Pregnancy Spacing Could Have Big Impact On Autism Risks

Pregnancy Spacing Could Have Big Impact On Autism Risks

Newsy (Oct. 1, 2014) A new study says children born less than one year and more than five years after a sibling can have an increased risk for autism. Video provided by Newsy
Powered by NewsLook.com
Robotic Hair Restoration

Robotic Hair Restoration

Ivanhoe (Oct. 1, 2014) A new robotic procedure is changing the way we transplant hair. The ARTAS robot leaves no linear scarring and provides more natural results. Video provided by Ivanhoe
Powered by NewsLook.com
Insertable Cardiac Monitor

Insertable Cardiac Monitor

Ivanhoe (Oct. 1, 2014) A heart monitor the size of a paperclip that can save your life. The “Reveal Linq” allows a doctor to monitor patients with A-Fib on a continuous basis for up to 3 years! Video provided by Ivanhoe
Powered by NewsLook.com
Attacking Superbugs

Attacking Superbugs

Ivanhoe (Oct. 1, 2014) Two weapons hospitals can use to attack superbugs. Scientists in Ireland created a new gel resistant to superbugs, and a robot that can disinfect a room in minutes. Video provided by Ivanhoe
Powered by NewsLook.com

Search ScienceDaily

Number of stories in archives: 140,361

Find with keyword(s):
Enter a keyword or phrase to search ScienceDaily for related topics and research stories.

Save/Print:
Share:

Breaking News:

Strange & Offbeat Stories


Health & Medicine

Mind & Brain

Living & Well

In Other News

... from NewsDaily.com

Science News

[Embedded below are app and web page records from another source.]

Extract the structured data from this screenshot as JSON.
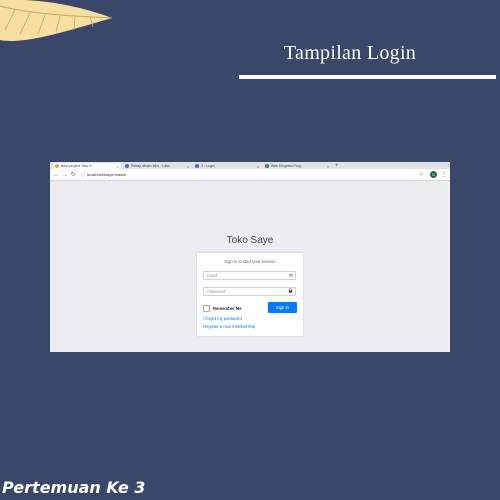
{
  "slide": {
    "title": "Tampilan Login",
    "footer": "Pertemuan Ke 3"
  },
  "browser": {
    "tabs": [
      {
        "label": "Bikin project Toko S",
        "color": "#e8a33a",
        "active": true
      },
      {
        "label": "Rekap absen Mhs - Labs",
        "color": "#3a6ee8",
        "active": false
      },
      {
        "label": "3 - Login",
        "color": "#3a6ee8",
        "active": false
      },
      {
        "label": "Web Ekspresi Prog",
        "color": "#2d8f4e",
        "active": false
      }
    ],
    "url": "localhost/tsaye/masuk",
    "profile_initial": "S"
  },
  "login": {
    "app_title": "Toko Saye",
    "message": "Sign in to start your session",
    "email_placeholder": "Email",
    "password_placeholder": "Password",
    "remember_label": "Remember Me",
    "signin_label": "Sign In",
    "forgot_label": "I forgot my password",
    "register_label": "Register a new membership"
  },
  "icons": {
    "email": "envelope-icon",
    "password": "lock-icon"
  },
  "colors": {
    "background": "#3b476a",
    "accent": "#007bff"
  }
}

Health News

Environment News

Technology News



Save/Print:
Share:

Free Subscriptions


Get the latest science news with ScienceDaily's free email newsletters, updated daily and weekly. Or view hourly updated newsfeeds in your RSS reader:

Get Social & Mobile


Keep up to date with the latest news from ScienceDaily via social networks and mobile apps:

Have Feedback?


Tell us what you think of ScienceDaily -- we welcome both positive and negative comments. Have any problems using the site? Questions?
Mobile: iPhone Android Web
Follow: Facebook Twitter Google+
Subscribe: RSS Feeds Email Newsletters
Latest Headlines Health & Medicine Mind & Brain Space & Time Matter & Energy Computers & Math Plants & Animals Earth & Climate Fossils & Ruins